Here the Arctic Monkeys toss out an album track in lieu of any other obvious single choice and yet still impress. That may seem like a contradiction; their second album is a belter but lacks standouts beyond the first two singles. 'Favourite Worst Nightmare' has established them well beyond the fly-by-night chancers. Their rise has been accompanied by a mythology where non-believers hurl unsupported accusations of song writing assistance. The underlying theme of their argument - Arctic Monkeys are too good to be true.
Alex Turner's lyrics often exude an eagerness to establish visible distance between his own band and the scene, the scene he sees as full of vulgar ingratiation. On 'Teddy Picker' you can almost taste the sourness of his revulsion ["Who'd want to be men of the people / When there's people like you?"]. It's a stark rejoinder to the seductive dreams of excess sold by the industry and swallowed by the next big things, the unquestioned goal of fame and its lavish trappings. Turner targets the phoneys with a clipped scorn reminiscent of the album's first single 'Brainstorm', just in case you didn't quite get the message first time round sunshine.

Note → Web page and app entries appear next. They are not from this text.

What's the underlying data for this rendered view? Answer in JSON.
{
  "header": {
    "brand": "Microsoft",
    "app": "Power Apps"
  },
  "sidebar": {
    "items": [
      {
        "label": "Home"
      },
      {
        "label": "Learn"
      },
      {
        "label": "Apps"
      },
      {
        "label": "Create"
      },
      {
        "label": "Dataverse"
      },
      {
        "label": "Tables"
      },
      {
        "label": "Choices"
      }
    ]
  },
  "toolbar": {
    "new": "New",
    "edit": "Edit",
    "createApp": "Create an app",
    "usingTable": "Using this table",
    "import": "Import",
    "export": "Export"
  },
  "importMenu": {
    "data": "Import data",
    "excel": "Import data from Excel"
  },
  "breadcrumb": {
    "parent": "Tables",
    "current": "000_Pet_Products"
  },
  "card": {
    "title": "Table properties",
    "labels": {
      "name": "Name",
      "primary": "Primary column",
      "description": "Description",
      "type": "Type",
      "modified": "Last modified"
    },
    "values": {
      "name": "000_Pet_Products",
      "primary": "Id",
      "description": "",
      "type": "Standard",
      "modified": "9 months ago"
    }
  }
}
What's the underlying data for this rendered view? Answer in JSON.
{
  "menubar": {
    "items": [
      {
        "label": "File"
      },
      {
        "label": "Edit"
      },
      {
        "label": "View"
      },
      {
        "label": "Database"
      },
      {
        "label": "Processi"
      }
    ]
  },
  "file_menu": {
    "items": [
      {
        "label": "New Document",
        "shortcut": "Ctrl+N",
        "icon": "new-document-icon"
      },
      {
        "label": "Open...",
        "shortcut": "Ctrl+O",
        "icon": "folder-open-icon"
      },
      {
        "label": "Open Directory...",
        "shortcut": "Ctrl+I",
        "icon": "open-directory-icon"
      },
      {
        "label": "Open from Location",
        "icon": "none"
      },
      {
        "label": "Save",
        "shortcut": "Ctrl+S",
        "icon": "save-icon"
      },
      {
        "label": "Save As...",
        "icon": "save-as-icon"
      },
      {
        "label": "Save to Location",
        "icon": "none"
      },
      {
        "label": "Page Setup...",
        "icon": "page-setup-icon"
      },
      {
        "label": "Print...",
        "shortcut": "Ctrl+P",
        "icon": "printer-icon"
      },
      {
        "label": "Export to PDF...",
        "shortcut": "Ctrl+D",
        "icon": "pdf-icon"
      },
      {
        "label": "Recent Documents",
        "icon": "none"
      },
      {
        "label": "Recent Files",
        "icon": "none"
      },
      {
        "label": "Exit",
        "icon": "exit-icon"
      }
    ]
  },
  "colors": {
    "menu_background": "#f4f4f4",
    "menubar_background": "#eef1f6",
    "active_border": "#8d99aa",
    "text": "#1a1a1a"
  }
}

There's a good deal of elegance in Turner's balanced composition as he retains a level of mystery whilst avoiding complete abstraction. In general I'm fairly in awe of his work on the second album - it seems to unravel itself further with every listen. On occasion though his barbs can be so sharp that they pull you right out of the song [the most dissociating lines being the overtly graphic, "Don't be surprised when you get bent over / He told you that you were gagging for it"]. As usual these are set to an astonishingly punishing drum rhythm and a few choice hooks.
Where do they go from here I wonder. Probably not rehab.